◆ **DATA UNDER STUDY**:
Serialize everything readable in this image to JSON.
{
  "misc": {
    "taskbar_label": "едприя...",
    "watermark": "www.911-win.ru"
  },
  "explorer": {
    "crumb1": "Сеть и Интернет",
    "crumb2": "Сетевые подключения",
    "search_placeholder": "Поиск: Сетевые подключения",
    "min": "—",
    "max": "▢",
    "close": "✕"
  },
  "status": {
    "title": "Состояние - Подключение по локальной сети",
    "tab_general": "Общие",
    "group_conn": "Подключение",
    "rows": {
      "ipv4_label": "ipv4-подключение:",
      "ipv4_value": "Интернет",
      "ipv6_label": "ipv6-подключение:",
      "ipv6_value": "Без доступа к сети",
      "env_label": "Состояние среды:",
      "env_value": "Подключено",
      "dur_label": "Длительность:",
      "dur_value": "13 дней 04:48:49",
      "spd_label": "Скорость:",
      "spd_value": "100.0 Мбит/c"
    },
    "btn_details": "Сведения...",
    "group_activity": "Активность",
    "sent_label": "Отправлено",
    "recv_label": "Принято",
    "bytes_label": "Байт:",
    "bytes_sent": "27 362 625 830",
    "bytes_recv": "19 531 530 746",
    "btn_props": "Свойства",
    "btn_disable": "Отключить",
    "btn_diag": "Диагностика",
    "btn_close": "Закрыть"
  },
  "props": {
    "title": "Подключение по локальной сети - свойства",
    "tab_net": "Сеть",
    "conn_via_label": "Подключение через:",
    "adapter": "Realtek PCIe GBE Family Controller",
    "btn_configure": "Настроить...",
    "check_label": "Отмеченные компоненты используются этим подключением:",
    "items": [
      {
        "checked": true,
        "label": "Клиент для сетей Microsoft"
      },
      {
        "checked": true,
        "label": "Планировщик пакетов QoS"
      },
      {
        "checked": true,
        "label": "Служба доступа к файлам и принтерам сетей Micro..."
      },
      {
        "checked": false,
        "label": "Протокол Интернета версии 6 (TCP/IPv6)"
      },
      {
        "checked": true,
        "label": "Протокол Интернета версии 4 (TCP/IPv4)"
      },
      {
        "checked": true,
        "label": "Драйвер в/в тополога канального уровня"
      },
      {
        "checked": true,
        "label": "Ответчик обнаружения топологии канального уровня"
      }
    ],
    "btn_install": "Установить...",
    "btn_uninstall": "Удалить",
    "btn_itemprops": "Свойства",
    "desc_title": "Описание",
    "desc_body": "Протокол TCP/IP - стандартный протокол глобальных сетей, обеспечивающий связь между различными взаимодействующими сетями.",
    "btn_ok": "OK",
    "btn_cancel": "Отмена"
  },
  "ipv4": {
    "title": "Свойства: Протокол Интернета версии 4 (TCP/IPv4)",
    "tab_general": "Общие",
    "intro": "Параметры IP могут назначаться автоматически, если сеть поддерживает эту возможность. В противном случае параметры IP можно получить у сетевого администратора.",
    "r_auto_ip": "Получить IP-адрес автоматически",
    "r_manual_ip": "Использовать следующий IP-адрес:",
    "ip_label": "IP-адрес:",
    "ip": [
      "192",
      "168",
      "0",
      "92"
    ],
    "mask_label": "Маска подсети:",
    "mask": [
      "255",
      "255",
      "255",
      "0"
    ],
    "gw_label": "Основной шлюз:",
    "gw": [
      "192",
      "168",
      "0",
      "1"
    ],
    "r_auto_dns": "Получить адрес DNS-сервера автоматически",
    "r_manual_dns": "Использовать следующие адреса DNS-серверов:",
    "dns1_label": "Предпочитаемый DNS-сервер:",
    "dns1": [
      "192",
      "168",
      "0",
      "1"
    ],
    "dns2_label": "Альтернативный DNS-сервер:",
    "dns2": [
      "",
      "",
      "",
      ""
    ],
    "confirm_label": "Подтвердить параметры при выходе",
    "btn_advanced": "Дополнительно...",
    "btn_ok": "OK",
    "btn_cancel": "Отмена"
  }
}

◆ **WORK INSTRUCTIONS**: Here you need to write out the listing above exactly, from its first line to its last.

◆ **WRITTEN SOLUTION**:
Serialize everything readable in this image to JSON.
{
  "misc": {
    "taskbar_label": "едприя...",
    "watermark": "www.911-win.ru"
  },
  "explorer": {
    "crumb1": "Сеть и Интернет",
    "crumb2": "Сетевые подключения",
    "search_placeholder": "Поиск: Сетевые подключения",
    "min": "—",
    "max": "▢",
    "close": "✕"
  },
  "status": {
    "title": "Состояние - Подключение по локальной сети",
    "tab_general": "Общие",
    "group_conn": "Подключение",
    "rows": {
      "ipv4_label": "ipv4-подключение:",
      "ipv4_value": "Интернет",
      "ipv6_label": "ipv6-подключение:",
      "ipv6_value": "Без доступа к сети",
      "env_label": "Состояние среды:",
      "env_value": "Подключено",
      "dur_label": "Длительность:",
      "dur_value": "13 дней 04:48:49",
      "spd_label": "Скорость:",
      "spd_value": "100.0 Мбит/c"
    },
    "btn_details": "Сведения...",
    "group_activity": "Активность",
    "sent_label": "Отправлено",
    "recv_label": "Принято",
    "bytes_label": "Байт:",
    "bytes_sent": "27 362 625 830",
    "bytes_recv": "19 531 530 746",
    "btn_props": "Свойства",
    "btn_disable": "Отключить",
    "btn_diag": "Диагностика",
    "btn_close": "Закрыть"
  },
  "props": {
    "title": "Подключение по локальной сети - свойства",
    "tab_net": "Сеть",
    "conn_via_label": "Подключение через:",
    "adapter": "Realtek PCIe GBE Family Controller",
    "btn_configure": "Настроить...",
    "check_label": "Отмеченные компоненты используются этим подключением:",
    "items": [
      {
        "checked": true,
        "label": "Клиент для сетей Microsoft"
      },
      {
        "checked": true,
        "label": "Планировщик пакетов QoS"
      },
      {
        "checked": true,
        "label": "Служба доступа к файлам и принтерам сетей Micro..."
      },
      {
        "checked": false,
        "label": "Протокол Интернета версии 6 (TCP/IPv6)"
      },
      {
        "checked": true,
        "label": "Протокол Интернета версии 4 (TCP/IPv4)"
      },
      {
        "checked": true,
        "label": "Драйвер в/в тополога канального уровня"
      },
      {
        "checked": true,
        "label": "Ответчик обнаружения топологии канального уровня"
      }
    ],
    "btn_install": "Установить...",
    "btn_uninstall": "Удалить",
    "btn_itemprops": "Свойства",
    "desc_title": "Описание",
    "desc_body": "Протокол TCP/IP - стандартный протокол глобальных сетей, обеспечивающий связь между различными взаимодействующими сетями.",
    "btn_ok": "OK",
    "btn_cancel": "Отмена"
  },
  "ipv4": {
    "title": "Свойства: Протокол Интернета версии 4 (TCP/IPv4)",
    "tab_general": "Общие",
    "intro": "Параметры IP могут назначаться автоматически, если сеть поддерживает эту возможность. В противном случае параметры IP можно получить у сетевого администратора.",
    "r_auto_ip": "Получить IP-адрес автоматически",
    "r_manual_ip": "Использовать следующий IP-адрес:",
    "ip_label": "IP-адрес:",
    "ip": [
      "192",
      "168",
      "0",
      "92"
    ],
    "mask_label": "Маска подсети:",
    "mask": [
      "255",
      "255",
      "255",
      "0"
    ],
    "gw_label": "Основной шлюз:",
    "gw": [
      "192",
      "168",
      "0",
      "1"
    ],
    "r_auto_dns": "Получить адрес DNS-сервера автоматически",
    "r_manual_dns": "Использовать следующие адреса DNS-серверов:",
    "dns1_label": "Предпочитаемый DNS-сервер:",
    "dns1": [
      "192",
      "168",
      "0",
      "1"
    ],
    "dns2_label": "Альтернативный DNS-сервер:",
    "dns2": [
      "",
      "",
      "",
      ""
    ],
    "confirm_label": "Подтвердить параметры при выходе",
    "btn_advanced": "Дополнительно...",
    "btn_ok": "OK",
    "btn_cancel": "Отмена"
  }
}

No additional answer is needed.